Desmoid-type fibromatosis (DTF) presents a therapeutic dilemma. While lacking metastatic potential, it is a locally aggressive tumor with a strong propensity for occurrence near nerve(s) and recurrence following resection. In this study, the authors introduce the association of an occult neuromuscular choristoma (NMC) identified in patients with DTF.
After experiencing a case of DTF found to have an occult NMC, the authors performed a retrospective database review of all other cases of biopsy-proven DTF involving the extremities or limb girdles in patients with available MRI data. Two musculoskeletal radiologists with expertise in peripheral nerve imaging reviewed the MRI studies of the eligible cases for evidence of previously unrecognized NMC.
The initial case of a patient with an occult sciatic NMC is described. The database review yielded 40 patients with DTF—18 (45%) in the upper limb and 22 (55%) in the lower limb. Two cases (5%) had MRI findings of NMC associated with the DTF, one in the proximal sciatic nerve and the other in the proximal tibial and sural nerves.
The coexistence of NMC may be under-recognized in a subset of patients with extremity DTF. This finding poses implications for DTF treatment and the likelihood of recurrence after resection or biopsy. Further study may reveal crucial links between the pathogenesis of NMC and DTF and offer novel therapeutic strategies.
Kathryn M. Van Abel, Grant W. Mallory, Jan L. Kasperbauer, M.D., Eric J. Moore, Daniel L. Price, Erin K. O’Brien, Kerry D. Olsen, William E. Krauss, Michelle J. Clarke, Mark E. Jentoft and Jamie J. Van Gompel
Swallowing dysfunction is common following transoral (TO) odontoidectomy. Preliminary experience with newer endoscopic transnasal (TN) approaches suggests that dysphagia may be reduced with this alternative. However, the reasons for this are unclear. The authors hypothesized that the TN approach results in less disruption of the pharyngeal plexus and anatomical structures associated with swallowing. The authors investigate the histological and gross surgical anatomical relationship between pharyngeal plexus innervation of the upper aerodigestive tract and the surgical approaches used (TN and TO). They also review the TN literature to evaluate swallowing outcomes following this approach.

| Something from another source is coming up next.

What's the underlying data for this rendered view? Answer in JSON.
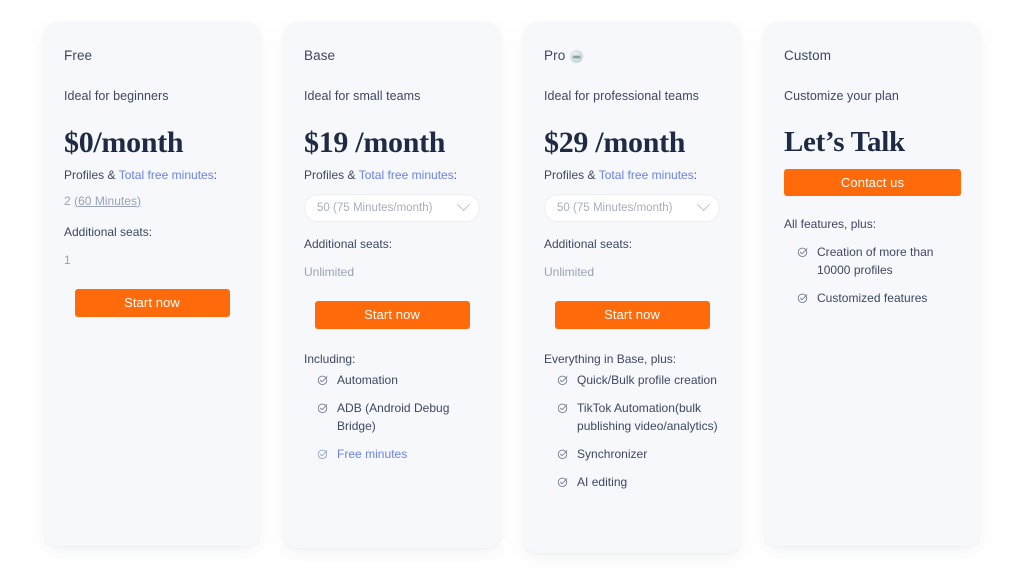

Seven cadaveric specimens were used for histological (n = 3) and gross anatomical (n = 4) examination of the pharyngeal plexus with the TO and TN surgical approaches. Particular attention was given to identifying the location of cranial nerves (CNs) IX and X and the sympathetic chain and their contributions to the pharyngeal plexus. S100 staining was performed to assess for the presence of neural tissue in proximity to the midline, and fiber density counts were performed within 1 cm of midline. The relationship between the pharyngeal plexus, clivus, and upper cervical spine (C1-3) was defined.
Histological analysis revealed the presence of pharyngeal plexus fibers in the midline and a significant reduction in paramedian fiber density from C-2 to the lower clivus (p < 0.001). None of these paramedian fibers, however, could be visualized with gross inspection or layer-by-layer dissection. Laterally based primary pharyngeal plexus nerves were identified by tracing their origins from CNs IX and X and the sympathetic chain at the skull base and following them to the pharyngeal musculature. In addition, the authors found 15 studies presenting 52 patients undergoing TN odontoidectomy. Of these patients, only 48 had been swallowing preoperatively. When looking only at this population, 83% (40 of 48) were swallowing by Day 3 and 92% (44 of 48) were swallowing by Day 7.
Despite the midline approach, both TO and TN approaches may injure a portion of the pharyngeal plexus. By limiting the TN incision to above the palatal plane, the surgeon avoids the high-density neural plexus found in the oropharyngeal wall and limits injury to oropharyngeal musculature involved in swallowing. This may explain the decreased incidence of postoperative dysphagia seen in TN approaches. However, further clinical investigation is warranted.